UNHCR said 70.8 million people were forcibly displaced at the end of last year, up from about 68.5 million in 2017 — and nearly a 65 percent increase from a decade ago. Among them, nearly three in five people — or more than 41 million people — have been displaced within their home countries.
“The global trends, once again unfortunately, go in what I would say is the wrong direction,” Grandi told reporters in Geneva. “There are new conflicts, new situations, producing refugees, adding themselves to the old ones. The old ones never get resolved.”
The phenomenon is both growing in size and duration. Some four-fifths of the “displacement situations” have lasted more than five years. After eight years of war in Syria, for instance, its people continue to make up the largest population of forcibly displaced people, at some 13 million.
Amid runaway inflation and political turmoil at home, Venezuelans for the first time accounted for the largest number of new asylum-seekers in 2018, with more than 340,000 — or more than one in five worldwide last year. Asylum-seekers receive international protection as they await acceptance or rejection of their requests for refugee status.
UNHCR said that its figures are “conservative” and that Venezuela masks a potentially longer-term trend.
Some 4 million people are known to have left the South American country in recent years. Many of those have traveled freely to Peru, Colombia and Brazil, but only about one-eighth have sought formal international protection, and the outflow continues, suggesting the strains on the welcoming countries could worsen.
Grandi predicted a continued “exodus” from Venezuela and appealed for donors to provide more development assistance to the region.
“Otherwise these countries will not bear the pressure anymore and then they have to resort to measures that will damage refugees,” he said. “We are in a very dangerous situation.”
The United States, meanwhile, remains the “largest supporter of refugees” in the world, Grandi said in an interview.

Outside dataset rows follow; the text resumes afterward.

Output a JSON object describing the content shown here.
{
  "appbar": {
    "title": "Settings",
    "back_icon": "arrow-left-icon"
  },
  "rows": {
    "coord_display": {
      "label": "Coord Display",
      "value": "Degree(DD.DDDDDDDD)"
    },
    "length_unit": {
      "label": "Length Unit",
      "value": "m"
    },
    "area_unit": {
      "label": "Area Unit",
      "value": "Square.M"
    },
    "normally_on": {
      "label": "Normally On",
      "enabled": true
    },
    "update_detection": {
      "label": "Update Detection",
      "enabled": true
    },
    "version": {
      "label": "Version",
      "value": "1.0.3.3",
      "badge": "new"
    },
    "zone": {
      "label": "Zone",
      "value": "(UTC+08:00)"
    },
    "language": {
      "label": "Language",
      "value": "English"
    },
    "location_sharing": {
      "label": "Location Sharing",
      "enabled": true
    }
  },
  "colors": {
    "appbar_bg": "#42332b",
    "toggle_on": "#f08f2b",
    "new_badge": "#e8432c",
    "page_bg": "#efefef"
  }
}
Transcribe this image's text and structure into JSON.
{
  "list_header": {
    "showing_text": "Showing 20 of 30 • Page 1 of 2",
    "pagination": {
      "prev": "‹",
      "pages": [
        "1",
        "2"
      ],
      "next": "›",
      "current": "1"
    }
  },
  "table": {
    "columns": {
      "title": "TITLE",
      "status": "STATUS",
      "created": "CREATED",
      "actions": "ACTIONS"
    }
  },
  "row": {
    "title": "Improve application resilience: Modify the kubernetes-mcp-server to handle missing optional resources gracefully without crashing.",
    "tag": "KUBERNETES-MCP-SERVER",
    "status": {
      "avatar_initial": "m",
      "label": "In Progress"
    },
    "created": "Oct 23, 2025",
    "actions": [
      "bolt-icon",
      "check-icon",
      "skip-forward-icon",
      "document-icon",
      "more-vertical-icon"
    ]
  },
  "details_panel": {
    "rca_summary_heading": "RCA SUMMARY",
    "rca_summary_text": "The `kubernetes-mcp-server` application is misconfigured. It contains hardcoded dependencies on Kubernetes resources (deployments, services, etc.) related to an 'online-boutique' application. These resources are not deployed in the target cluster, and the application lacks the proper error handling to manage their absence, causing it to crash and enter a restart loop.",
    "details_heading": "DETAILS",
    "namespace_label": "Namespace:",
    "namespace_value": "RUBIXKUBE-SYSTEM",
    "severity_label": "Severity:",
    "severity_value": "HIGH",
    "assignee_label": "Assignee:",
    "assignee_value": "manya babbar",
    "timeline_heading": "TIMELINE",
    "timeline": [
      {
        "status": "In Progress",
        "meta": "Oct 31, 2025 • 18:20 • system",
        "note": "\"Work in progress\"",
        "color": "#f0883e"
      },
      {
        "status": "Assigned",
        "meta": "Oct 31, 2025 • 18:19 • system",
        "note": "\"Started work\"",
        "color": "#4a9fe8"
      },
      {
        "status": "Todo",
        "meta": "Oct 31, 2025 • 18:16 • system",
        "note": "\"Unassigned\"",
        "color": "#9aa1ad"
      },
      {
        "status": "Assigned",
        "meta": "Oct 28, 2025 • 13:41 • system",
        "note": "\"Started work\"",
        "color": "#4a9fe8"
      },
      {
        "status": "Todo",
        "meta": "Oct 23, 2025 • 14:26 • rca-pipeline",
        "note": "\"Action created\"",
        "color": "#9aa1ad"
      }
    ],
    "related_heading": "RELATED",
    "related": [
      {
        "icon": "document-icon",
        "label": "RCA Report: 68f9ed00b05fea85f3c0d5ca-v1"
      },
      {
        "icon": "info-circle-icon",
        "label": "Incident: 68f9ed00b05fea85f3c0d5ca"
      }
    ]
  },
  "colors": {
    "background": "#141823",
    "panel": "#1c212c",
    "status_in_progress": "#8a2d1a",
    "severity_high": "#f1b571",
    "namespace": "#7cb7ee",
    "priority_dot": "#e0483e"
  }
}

The US is the biggest single donor to UNHCR. He also credited local communities and advocacy groups in the United States for helping refugees and asylum-seekers in the country.
But the refugee agency chief noted long-term administrative shortcomings that have given the United States the world’s biggest backlog of asylum claims, at nearly 719,000. More than a quarter-million claims were added last year.
He also decried recent rhetoric that has been hostile to migrants and refugees.
“In America, just like in Europe actually and in other parts of the world, what we are witnessing is an identification of refugees — but not just refugees, migrants as well — with people that come take away jobs that threaten our security, our values,” Grandi said. “And I want to say to the US administration — to the president — but also to the leaders around the world: This is damaging.”
He said many people leaving Honduras, Guatemala and El Salvador through Mexico have faced violence by gangs and suffered from “the inability of these governments to protect their own citizens.”
The UNHCR report noted that by far, the most refugees are taken in in the developing world, not wealthy countries.
The figures marked the seventh consecutive year in which the numbers of forcibly displaced rose.
“Yet another year, another dreadful record has been beaten,” said Jon Cerezo of British charity Oxfam. “Behind these figures, people like you and me are making dangerous trips that they never wanted to make, because of threats to their safety and most basic rights.”